Do animals commit suicide? Rom has regaled almost everyone we know with his animal-suicide stories.
In the 1970s, Rom and his Irula buddy, Rajamani were looking for reptiles in Sengeltheri, in what was later to become Kalakkad-Mundanthurai Tiger Reserve. One early morning, Rom was brushing his teeth, when he saw a stork-billed kingfisher perched on a tree branch overlooking the water. Suddenly it dove straight down, and then to Rom's amazement, it lay on the water surface, wings flapping. Rom jumped from rock to rock, and when he reached the bird, it was dead. Blood oozed from its mouth. The kingfisher had hit an underwater rock.
I remembered this story recently and contended, “That's not suicide; it was an accident.”
“Possibly. A really stupid thing for a kingfisher to do. But the treepie did take its own life.”
Rom was swimming in the sea off the Croc Bank one afternoon. A rufous treepie flew straight out from the Bank, as if it were headed to the Andaman Islands. Suddenly, it dove into a wave, about ten metres in front of Rom. By the time he picked the bird up, it had drunk a lot of water. It flapped weakly and wheezed, opening and closing its mouth. Standing on a sandbar, Rom tried to give it mouth-to-mouth resuscitation. “Its breath smelt rank,” he recalls with a grimace. Despite administering CPR, the bird gave up the ghost in his hands, and Rom let it float away.
Rom asked, “Why would a treepie fly straight out over the sea if not to commit suicide?”
Why would any animal want to kill itself? Over the years, accounts of animal suicide reflected the prevalent values of human society, say Drs. Edmund Ramsden and Duncan Wilson. For instance, Aristotle recounted the story of a stallion, who on discovering he had mated with his mother, flung himself off a cliff. Shades of Oedipus Rex?
According to Iberian folklore, scorpions, when surrounded by flames, sting themselves to death. In 1883, psychologist Conwy Lloyd Morgan conducted various scientific but horrific experiments, and exposed this as a mere folk tale.
Humans have attributed numerous reasons: “age, despair, grief, jealousy, desperation, captivity, cruelty, insanity, self-sacrifice through maternal or social affection, or sheer ennui.” These are the very same reasons people commit suicide.
Animals do sacrifice their lives for the greater good of their species. Male mantids offer themselves as food to their ravenous mates while mating. Bees commit hara-kiri when they sting any animal that threatens their hives; their guts spill out when the stinger is pulled out. These actions don't rate as suicide as they are hardwired into the insects' behaviour. What about rats infected with the protozoan Toxoplasma gondii that throw themselves under the noses of cats? This also doesn't rate as suicide as the rat is helplessly under the control of the parasite.

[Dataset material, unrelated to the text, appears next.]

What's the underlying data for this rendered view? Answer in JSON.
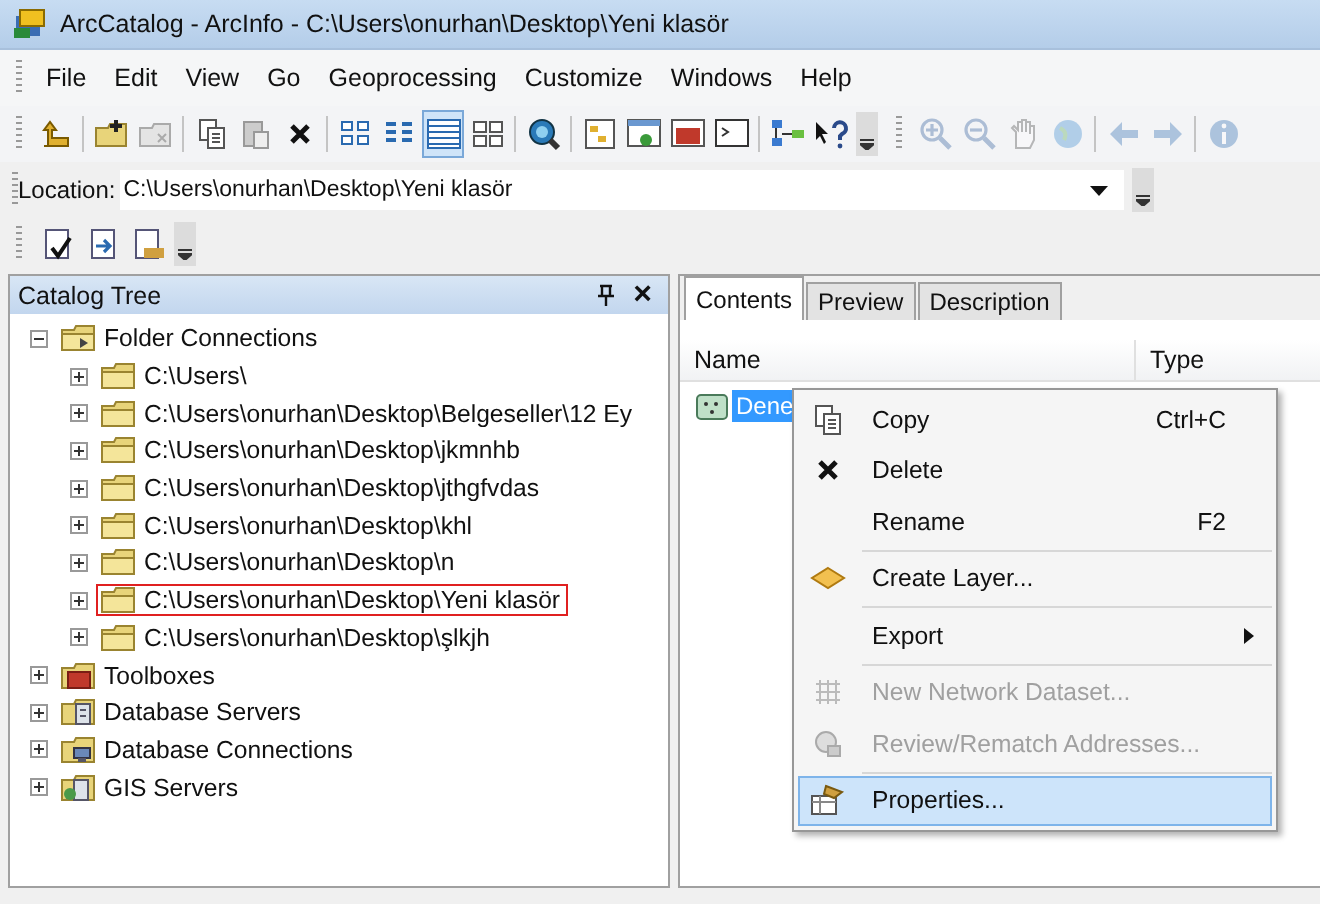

In ‘Myths about Suicide,' psychologist Thomas Joiner lists three aspects in the suicidal tendencies of humans: A strong motivation to kill oneself, the belief that one's life is worth more dead than alive, and a sense of alienation from family and community.
To be suicidal, an animal should be capable of deliberation, planning and decision-making. But first, it has to recognise itself as an individual entity. So far only higher mammals like elephants, primates and sea mammals appear to be self-aware.
The treepie belongs to the crow family, among the smartest of the bird world. European magpies, also of the same family, have proven to be self-aware. As innovative problem solvers, New Caledonian crows are even better than chimpanzees. The birds are capable of fashioning and using tools in ingenious ways to fish food from difficult situations. If cleverness runs in the family, the treepie may well be capable of committing suicide. Or it may have been disoriented or sick.
We'll never know since it didn't leave a suicide note.